Surprise Surprise, another Packers event that involves Super Bowl XLV and another controversy. Whether it’s scheduling a picture, the ring ceremony or the trip to the White House, the Packers PR department find themselves unable to please everyone.
When football came back, I believed that a trip to the White House would be difficult. I was against the idea of a mid-season trip, as I’d prefer my team to be focused on the season and games at hand and not looking backwards. I also thought it would be unfair to any players who were on the championship team but not on the current roster. Little did I know this would be the issue.
The Packers announced today that they have accepted the invitation to the White House for August 12th and only current members of the team are invited. That means no Nick Barnett, no Cullen Jenkins and no to a handful of others who helped this team bring the Lombardi Trophy home.
Its logistics, really. The Packers are scheduling this trip around their timeline, not other teams’. Do they call up all the other players, who are spread out on other teams or still at home waiting for a call and work around numerous schedules? Do they invite the former players but not include the rookies or un-drafted free agents who have recently signed? Do those new guys make the trip but sit in the hotel while the other ones go off to meet the President?
It still sat wrong with me though, that Brandon Jackson and others who were crucial to my favorite team winning the Super Bowl won’t get to finish the “White House on 3” dream. I tried to remember back to the last Packers White House visit. All I could remember from it was that McMahon wore his Bears jersey and that Chewy wouldn’t shake Clinton’s hand. For some reason I felt confident that besides those two issues, the last White House visit went off without a hitch. I was, however, 14 at the time and not fully trusting my memory, so I did a little digging.
It doesn’t happen often, but I was wrong. Apparently the May 1997 trip was eerily similar. Andre Rison, Chris Jacke and Super Bowl MVP, Desmond Howard were not invited to meet Clinton. An article from The Wisconsin State Journal says that Jacke found out that he wasn’t invited when he called the Packers to arrange travel plans and “was told he wasn’t welcome.” At that time Jacke was an unrestricted free agent and had yet to sign with a different team.

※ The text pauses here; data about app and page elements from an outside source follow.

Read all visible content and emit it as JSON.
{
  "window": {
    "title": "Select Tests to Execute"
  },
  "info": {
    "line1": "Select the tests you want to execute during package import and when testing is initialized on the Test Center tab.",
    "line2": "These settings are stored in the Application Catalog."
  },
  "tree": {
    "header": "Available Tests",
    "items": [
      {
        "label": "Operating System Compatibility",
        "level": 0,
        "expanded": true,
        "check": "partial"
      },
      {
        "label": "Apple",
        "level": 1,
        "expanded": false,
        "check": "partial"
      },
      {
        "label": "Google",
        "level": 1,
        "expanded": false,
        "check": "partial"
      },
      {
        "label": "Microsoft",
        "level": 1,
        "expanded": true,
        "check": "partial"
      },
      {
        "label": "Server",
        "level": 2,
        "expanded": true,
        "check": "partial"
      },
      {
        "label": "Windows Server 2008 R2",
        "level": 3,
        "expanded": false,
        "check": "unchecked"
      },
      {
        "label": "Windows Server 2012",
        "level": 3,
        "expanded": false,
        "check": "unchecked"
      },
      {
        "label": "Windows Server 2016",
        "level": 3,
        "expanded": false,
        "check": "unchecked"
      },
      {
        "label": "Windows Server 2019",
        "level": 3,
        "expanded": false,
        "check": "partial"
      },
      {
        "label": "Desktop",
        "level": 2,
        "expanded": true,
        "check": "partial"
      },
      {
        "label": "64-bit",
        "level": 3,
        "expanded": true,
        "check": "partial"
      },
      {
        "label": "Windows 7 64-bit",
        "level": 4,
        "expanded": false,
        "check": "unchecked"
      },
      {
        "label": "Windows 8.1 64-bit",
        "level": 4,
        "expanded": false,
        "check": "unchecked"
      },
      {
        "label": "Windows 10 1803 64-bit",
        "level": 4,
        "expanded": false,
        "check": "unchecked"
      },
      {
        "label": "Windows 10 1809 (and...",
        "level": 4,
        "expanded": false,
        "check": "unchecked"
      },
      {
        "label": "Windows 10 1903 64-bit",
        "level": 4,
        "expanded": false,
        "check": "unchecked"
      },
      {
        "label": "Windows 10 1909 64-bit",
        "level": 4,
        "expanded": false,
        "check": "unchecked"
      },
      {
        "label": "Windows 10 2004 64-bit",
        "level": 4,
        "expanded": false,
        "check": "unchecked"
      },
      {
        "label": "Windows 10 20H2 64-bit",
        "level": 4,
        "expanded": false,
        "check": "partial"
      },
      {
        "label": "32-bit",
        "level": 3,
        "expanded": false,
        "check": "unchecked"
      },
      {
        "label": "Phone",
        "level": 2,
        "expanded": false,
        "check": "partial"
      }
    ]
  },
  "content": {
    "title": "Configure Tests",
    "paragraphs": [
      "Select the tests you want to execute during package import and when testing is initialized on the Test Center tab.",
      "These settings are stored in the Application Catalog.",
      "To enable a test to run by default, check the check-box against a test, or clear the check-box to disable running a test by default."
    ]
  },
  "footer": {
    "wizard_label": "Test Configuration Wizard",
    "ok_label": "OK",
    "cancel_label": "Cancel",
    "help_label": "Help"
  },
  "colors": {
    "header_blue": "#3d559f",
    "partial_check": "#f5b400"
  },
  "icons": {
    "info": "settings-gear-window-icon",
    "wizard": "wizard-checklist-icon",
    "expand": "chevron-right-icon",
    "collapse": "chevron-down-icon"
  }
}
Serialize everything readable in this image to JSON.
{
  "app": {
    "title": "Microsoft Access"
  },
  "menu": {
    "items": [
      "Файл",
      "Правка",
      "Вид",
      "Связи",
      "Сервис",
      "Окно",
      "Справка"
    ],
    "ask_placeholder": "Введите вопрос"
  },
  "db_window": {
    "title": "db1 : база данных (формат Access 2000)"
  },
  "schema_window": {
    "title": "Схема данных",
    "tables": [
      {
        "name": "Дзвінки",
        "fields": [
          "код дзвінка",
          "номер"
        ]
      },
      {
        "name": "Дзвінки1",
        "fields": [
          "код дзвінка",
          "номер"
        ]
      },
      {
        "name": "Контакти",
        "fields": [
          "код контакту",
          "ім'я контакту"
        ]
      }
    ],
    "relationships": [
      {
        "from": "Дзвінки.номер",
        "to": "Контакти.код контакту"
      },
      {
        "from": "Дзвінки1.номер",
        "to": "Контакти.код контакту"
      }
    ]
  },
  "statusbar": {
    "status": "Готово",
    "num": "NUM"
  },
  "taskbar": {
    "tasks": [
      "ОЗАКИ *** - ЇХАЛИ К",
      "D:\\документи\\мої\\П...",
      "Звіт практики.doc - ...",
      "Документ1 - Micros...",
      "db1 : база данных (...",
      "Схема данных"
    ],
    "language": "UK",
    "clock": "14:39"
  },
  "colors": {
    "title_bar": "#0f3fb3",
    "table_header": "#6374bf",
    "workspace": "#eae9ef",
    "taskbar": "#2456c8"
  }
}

But here’s where the stories veer off the same path. Seeing as that off season was normal and free of lock out drama, the White House visit wasn’t the last team organized celebration and after fan criticism of the move, The Packers invited the entire team, including Howard who was signed with the Raiders at the time, to the ring ceremony. Bob Harlan said, “The fans voiced their displeasure with our previous decision, and we listened.”
Honestly, after an offseason where all we really had was drama, I don’t care who goes and who doesn’t go to the White House. Sure, I would like everyone who earned the victory to get to celebrate, but we’re back in football mode, its time to defend. I’d like to think that if this visit had happened in May that the entire roster would have been invited; Although, Josh Bell’s absence from the ring ceremony might prove me wrong in my hope, but I will keep it anyways.
So, I’ve come to the conclusion that there is no way to do this visit without stepping on someone’s toes and I’m not going to worry about it. Instead I’m going to worry about ILB depth. That seems a tad more pressing right now.